*RECORDS FOR PROCESSING*:
——————————

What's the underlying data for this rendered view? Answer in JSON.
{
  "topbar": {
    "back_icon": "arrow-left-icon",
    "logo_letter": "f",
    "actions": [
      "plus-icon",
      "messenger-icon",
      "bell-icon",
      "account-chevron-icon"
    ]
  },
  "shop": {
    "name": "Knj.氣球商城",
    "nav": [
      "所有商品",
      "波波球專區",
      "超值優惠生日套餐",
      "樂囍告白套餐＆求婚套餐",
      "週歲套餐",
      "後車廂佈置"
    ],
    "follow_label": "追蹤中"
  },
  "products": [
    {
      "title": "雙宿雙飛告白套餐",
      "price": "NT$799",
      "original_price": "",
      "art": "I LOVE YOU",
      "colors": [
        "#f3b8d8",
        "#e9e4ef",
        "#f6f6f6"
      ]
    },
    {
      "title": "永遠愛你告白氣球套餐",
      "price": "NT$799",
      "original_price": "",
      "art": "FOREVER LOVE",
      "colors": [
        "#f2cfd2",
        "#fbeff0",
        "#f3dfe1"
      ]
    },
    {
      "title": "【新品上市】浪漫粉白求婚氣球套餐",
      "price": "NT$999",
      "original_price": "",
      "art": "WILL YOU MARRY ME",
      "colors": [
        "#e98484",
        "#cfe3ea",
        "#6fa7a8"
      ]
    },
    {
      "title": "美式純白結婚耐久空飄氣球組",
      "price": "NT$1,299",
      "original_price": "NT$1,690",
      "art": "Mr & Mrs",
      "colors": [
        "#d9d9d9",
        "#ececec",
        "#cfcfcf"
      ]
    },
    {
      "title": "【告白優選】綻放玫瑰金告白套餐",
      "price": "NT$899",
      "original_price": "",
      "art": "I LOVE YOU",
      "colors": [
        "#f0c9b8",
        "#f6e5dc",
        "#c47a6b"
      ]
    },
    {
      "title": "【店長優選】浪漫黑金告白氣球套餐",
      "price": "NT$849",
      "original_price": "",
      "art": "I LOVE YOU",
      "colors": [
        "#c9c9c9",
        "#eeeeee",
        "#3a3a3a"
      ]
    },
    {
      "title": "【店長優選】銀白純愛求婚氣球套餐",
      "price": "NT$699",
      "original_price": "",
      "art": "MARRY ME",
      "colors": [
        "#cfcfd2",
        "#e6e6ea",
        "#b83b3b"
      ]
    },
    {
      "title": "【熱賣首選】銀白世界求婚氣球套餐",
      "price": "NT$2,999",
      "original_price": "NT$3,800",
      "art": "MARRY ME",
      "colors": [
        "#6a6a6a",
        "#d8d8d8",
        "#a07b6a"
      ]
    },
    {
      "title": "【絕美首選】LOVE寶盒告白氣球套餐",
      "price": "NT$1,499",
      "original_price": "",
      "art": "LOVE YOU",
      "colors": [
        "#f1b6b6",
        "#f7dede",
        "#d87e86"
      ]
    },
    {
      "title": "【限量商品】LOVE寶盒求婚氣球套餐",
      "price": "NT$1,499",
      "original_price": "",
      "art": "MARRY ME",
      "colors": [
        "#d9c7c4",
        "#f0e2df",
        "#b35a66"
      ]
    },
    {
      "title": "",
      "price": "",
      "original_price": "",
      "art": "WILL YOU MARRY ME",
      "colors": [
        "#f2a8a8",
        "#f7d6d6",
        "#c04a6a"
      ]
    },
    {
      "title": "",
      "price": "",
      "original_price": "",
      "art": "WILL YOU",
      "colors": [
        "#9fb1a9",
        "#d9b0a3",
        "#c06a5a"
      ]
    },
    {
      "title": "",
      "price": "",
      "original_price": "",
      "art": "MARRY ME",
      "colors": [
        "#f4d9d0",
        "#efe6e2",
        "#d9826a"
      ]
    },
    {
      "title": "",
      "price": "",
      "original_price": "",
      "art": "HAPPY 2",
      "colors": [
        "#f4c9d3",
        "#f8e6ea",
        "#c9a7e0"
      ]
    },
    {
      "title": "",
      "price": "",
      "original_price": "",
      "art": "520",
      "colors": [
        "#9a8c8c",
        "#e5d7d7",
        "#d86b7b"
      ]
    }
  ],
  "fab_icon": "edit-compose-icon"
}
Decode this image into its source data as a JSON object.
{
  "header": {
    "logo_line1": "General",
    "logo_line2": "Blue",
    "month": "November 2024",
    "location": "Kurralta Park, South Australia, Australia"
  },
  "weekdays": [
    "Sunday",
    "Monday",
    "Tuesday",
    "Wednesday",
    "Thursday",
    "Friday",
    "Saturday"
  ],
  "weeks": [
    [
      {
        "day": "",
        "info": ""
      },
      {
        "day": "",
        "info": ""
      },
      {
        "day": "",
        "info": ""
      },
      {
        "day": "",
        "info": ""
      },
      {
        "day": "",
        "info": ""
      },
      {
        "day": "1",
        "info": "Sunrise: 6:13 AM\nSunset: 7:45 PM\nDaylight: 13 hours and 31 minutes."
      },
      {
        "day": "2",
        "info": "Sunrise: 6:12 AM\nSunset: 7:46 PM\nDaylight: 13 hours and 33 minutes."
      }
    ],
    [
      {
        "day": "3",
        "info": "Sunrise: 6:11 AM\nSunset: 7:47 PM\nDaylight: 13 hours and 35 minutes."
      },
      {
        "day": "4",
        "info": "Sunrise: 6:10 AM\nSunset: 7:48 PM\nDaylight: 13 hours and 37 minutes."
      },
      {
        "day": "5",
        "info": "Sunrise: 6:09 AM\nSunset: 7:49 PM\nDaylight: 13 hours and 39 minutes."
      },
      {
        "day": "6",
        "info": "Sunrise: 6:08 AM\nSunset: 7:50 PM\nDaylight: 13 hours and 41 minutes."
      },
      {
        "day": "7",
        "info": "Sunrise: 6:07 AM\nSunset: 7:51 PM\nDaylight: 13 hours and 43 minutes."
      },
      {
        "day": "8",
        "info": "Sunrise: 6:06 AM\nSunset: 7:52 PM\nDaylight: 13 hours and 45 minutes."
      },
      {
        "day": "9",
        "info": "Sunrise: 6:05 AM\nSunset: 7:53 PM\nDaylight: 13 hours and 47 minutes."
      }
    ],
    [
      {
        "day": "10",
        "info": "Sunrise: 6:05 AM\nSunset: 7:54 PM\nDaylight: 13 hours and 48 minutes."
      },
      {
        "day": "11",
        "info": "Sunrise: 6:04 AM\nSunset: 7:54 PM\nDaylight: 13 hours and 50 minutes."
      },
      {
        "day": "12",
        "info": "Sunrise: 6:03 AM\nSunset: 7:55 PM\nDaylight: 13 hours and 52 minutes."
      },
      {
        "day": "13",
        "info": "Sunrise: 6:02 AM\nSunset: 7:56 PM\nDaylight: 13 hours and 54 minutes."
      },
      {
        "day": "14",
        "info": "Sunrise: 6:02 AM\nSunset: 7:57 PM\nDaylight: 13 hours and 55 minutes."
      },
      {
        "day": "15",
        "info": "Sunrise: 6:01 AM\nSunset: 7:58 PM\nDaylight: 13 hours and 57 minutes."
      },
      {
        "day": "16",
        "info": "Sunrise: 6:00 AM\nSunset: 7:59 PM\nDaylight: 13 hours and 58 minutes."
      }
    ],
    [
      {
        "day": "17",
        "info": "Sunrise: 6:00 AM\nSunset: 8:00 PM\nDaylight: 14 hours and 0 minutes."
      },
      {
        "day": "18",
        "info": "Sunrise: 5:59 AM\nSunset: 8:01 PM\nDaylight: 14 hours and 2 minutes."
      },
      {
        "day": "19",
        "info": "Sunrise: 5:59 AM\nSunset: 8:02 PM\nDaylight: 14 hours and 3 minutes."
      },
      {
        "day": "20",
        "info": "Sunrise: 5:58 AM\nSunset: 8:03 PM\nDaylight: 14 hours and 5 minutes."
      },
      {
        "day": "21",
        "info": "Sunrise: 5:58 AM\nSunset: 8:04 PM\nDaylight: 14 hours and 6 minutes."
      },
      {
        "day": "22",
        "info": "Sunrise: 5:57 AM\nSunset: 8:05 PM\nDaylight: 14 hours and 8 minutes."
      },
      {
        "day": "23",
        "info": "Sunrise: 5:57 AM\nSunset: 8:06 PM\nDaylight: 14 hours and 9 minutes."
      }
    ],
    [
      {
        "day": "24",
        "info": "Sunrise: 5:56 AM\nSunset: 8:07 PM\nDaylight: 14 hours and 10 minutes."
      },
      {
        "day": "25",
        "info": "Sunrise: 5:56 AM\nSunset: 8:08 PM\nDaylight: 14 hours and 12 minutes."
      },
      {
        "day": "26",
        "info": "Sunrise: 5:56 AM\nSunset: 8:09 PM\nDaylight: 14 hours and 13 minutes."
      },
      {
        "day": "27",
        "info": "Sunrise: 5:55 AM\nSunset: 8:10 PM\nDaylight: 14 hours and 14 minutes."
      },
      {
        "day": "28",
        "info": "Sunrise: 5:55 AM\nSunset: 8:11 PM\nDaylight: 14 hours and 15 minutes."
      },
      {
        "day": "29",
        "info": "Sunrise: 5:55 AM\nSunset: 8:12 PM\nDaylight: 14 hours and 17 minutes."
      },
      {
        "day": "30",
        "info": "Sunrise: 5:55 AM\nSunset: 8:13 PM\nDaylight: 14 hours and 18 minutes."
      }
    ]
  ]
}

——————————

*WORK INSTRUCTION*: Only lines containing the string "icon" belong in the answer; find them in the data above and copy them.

*ANSWER BELOW*:
    "back_icon": "arrow-left-icon",
      "plus-icon",
      "messenger-icon",
      "bell-icon",
      "account-chevron-icon"
  "fab_icon": "edit-compose-icon"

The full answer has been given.